### What needs to be done
Where a line below includes the word "Patel", copy that line.

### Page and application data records

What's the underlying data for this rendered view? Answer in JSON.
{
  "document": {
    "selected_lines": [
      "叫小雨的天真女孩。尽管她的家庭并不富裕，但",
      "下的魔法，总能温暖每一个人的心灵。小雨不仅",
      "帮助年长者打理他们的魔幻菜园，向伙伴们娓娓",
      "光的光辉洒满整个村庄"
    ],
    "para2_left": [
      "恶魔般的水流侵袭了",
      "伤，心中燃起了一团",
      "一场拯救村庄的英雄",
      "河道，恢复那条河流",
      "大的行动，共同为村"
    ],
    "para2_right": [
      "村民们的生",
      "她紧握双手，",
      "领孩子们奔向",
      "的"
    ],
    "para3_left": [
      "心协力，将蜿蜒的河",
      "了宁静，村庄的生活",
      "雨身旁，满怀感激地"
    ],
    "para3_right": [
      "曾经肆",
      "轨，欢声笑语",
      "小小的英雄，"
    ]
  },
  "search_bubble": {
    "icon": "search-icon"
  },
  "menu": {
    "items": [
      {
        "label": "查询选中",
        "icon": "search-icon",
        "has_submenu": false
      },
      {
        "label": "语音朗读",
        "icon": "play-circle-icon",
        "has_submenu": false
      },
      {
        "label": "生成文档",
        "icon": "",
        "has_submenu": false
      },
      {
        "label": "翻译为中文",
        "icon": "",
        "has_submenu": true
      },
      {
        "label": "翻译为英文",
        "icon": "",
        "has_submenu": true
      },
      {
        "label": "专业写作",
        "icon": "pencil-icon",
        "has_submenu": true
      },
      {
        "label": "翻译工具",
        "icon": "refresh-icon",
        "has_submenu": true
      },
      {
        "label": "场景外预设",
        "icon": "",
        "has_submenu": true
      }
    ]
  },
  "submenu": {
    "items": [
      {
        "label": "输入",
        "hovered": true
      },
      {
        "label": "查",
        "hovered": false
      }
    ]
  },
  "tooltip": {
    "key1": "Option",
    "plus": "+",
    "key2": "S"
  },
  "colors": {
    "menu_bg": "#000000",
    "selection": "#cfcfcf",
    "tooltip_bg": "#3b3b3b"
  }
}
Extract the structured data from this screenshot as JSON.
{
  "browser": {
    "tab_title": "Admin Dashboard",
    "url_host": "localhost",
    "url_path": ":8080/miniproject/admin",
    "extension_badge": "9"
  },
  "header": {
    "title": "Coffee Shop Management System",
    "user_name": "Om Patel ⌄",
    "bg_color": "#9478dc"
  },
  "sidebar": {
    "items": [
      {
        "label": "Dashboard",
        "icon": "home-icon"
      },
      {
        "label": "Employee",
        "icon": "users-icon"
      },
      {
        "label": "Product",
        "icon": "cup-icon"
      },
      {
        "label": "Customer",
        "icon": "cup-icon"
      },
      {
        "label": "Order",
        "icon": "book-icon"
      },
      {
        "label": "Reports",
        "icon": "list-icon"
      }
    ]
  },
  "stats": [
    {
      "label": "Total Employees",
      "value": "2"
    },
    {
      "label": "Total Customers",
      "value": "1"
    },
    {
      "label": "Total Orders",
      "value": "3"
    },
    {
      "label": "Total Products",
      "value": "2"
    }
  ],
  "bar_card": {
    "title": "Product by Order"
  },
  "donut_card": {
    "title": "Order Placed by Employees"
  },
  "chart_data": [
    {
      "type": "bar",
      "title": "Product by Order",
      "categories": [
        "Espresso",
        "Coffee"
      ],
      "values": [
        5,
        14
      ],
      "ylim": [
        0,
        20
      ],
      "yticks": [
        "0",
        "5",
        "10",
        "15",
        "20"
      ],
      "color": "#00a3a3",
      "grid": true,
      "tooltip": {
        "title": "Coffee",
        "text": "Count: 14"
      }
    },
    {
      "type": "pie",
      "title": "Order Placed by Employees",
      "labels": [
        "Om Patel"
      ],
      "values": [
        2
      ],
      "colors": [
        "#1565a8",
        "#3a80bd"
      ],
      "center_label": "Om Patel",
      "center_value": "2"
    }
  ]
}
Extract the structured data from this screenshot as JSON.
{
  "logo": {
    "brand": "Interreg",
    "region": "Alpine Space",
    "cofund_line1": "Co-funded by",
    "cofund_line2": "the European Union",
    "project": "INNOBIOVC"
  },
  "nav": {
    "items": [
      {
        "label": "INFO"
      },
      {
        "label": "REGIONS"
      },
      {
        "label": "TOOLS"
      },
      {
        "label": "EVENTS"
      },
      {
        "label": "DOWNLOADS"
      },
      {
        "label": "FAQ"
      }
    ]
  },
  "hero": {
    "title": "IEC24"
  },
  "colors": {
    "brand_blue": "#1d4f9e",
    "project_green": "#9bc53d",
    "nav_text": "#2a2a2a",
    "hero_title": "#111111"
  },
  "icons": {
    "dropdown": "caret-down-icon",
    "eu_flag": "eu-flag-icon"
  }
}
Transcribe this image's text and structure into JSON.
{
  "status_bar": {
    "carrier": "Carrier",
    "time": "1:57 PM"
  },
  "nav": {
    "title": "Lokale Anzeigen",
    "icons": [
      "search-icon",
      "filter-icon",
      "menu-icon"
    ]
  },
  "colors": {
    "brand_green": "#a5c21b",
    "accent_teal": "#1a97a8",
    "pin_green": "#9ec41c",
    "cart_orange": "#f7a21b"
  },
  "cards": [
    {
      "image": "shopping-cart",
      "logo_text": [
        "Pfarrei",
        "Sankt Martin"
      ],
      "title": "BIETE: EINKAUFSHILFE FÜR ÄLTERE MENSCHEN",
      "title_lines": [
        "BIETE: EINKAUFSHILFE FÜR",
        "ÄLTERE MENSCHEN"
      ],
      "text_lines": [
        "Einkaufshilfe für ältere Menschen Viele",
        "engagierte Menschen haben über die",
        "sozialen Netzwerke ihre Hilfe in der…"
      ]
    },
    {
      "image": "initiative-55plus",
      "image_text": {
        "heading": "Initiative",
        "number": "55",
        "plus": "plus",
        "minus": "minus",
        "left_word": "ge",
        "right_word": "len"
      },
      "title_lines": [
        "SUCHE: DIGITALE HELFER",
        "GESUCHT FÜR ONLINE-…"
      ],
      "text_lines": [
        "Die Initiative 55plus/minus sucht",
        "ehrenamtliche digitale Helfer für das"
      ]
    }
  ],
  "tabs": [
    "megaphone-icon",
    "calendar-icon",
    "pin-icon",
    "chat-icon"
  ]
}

### Response area
    "user_name": "Om Patel ⌄",
        "Om Patel"
      "center_label": "Om Patel",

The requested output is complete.